  • North Carroll Senior and Community Center, 2328 Hanover Pike, Hampstead (8 a.m.-4 p.m., Monday through Friday)
  • South Carroll Senior and Community Center, 5928 Mineral Hill Road, Eldersburg (8 a.m.-4 p.m., Monday through Friday)
  • Taneytown Senior and Community Center, 220 Roberts Mill Road, Taneytown (8 a.m.-4 p.m., Monday through Friday)
  • Westminster Senior and Community Center, 125 Stoner Ave., Westminster (8 a.m.-4 p.m., Monday through Friday)

On first snow day of the season, Baltimore sets a record for its wettest year in the books

A wintry mix of precipitation is possible Thursday morning north and west of Baltimore. And then before the day is out, the region could break a record for its wettest year since at least 1871. The National Weather Service is forecasting a dusting of snow and a glaze of ice west of Interstate 95.

Additional options for keeping warm are available during the day include:

  • On Our Own (410-751-6600) provides a community center at 265 E. Main St., Westminster. Hours vary and are available at http://www.onourownofcarrollcounty.org/.
  • Stores, malls, restaurants
  • Churches
  • Neighbor's home

For after-hours cold shelter needs:

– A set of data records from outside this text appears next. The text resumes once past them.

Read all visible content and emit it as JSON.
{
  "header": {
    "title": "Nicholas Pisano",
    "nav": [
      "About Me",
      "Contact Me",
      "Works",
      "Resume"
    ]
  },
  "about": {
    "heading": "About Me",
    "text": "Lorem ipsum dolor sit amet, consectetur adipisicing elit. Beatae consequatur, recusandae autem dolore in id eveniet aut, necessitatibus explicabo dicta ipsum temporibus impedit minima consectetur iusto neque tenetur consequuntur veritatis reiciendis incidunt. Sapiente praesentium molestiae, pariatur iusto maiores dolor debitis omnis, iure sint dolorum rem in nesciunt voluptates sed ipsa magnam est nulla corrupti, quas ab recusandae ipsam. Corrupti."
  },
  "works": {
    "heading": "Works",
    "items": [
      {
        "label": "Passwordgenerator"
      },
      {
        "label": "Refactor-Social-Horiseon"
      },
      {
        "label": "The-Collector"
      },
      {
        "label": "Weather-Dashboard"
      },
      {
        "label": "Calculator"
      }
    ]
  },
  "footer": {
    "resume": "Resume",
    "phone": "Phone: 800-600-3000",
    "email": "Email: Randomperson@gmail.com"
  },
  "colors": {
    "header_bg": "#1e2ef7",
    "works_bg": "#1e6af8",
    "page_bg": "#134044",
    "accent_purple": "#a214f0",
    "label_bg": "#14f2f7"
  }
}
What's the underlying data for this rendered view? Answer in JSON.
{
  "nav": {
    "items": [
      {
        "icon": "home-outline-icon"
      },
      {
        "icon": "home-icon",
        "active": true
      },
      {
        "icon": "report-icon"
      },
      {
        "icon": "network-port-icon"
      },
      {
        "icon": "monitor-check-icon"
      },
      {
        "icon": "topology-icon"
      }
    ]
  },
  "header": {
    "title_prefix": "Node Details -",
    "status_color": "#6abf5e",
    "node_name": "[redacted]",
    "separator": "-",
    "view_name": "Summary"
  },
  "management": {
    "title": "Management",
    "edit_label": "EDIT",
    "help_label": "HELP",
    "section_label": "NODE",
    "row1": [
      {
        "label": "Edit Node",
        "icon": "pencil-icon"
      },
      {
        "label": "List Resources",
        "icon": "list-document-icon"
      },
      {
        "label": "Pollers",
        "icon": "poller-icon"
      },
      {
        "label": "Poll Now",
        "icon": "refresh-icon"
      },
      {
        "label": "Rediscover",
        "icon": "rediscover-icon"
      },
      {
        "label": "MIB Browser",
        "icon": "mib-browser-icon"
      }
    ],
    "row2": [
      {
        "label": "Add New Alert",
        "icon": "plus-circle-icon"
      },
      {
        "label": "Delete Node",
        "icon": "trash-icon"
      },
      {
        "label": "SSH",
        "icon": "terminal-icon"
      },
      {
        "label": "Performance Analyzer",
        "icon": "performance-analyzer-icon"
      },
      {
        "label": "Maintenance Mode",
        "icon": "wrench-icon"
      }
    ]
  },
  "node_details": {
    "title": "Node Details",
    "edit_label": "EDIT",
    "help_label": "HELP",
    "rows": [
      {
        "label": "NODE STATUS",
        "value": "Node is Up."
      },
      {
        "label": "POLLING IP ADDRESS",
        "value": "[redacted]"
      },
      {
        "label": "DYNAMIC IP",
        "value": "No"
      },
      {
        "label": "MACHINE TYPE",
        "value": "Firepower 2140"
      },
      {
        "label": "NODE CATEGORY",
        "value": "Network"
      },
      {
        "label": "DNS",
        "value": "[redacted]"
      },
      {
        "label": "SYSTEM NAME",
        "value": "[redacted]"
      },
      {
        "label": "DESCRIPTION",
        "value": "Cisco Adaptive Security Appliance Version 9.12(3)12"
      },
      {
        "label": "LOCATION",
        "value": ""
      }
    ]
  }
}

  • Human Services Programs (HSP) of Carroll County, Inc. operates a Cold Weather Shelter at 127 Stoner Ave., Westminster overnight from 7 p.m. to 8 a.m. during the cold weather season. The shelter is opening at 1 p.m. Nov. 15. Information about the Cold Weather Shelter can be obtained by calling 410-857-8473. In times when overflow space is needed, HSP has partnered with the Westminster Rescue Mission to provide transportation to a limited number of alternative overnight accommodations.

The Carroll County Department of Public Safety Emergency Management offered safety tips for dealing with cold temperatures, which include:

  • Minimizing outside activities, particularly among the elderly and very young. Check on family members and neighbors who may be more vulnerable to the cold.
  • Pets are also sensitive to the cold; remember to consider your pets’ needs when planning outside activities.
  • Dress in several layers of loose-fitting, lightweight clothing rather than a single layer of heavy clothing. Wear a hat and mittens/gloves to stay warmer.
  • Be aware of frostbite. If a part of the body loses feeling and the skin feels waxy or looks white or grey, warm gently and seek medical help.
  • Watch out for hypothermia. Shivering, memory loss, confusion, slurred speech, and drowsiness are all warning signs. Seek medical attention for signs of hypothermia.
  • Use caution when heating your home. For tips on how to safely use space heaters, fireplaces, woodstoves and refer to the U.S. Fire Administration’s home heating safety handout.
  • If using a space heater, be aware of the possibility of carbon monoxide poisoning. For more information on carbon monoxide poisoning visit the Centers for Disease Control and Prevention (CDC) website.

For more information on local cold weather resources, including energy assistance, visit the Carroll County Health Department cold weather webpage or check out the Carroll County Health Department on Facebook.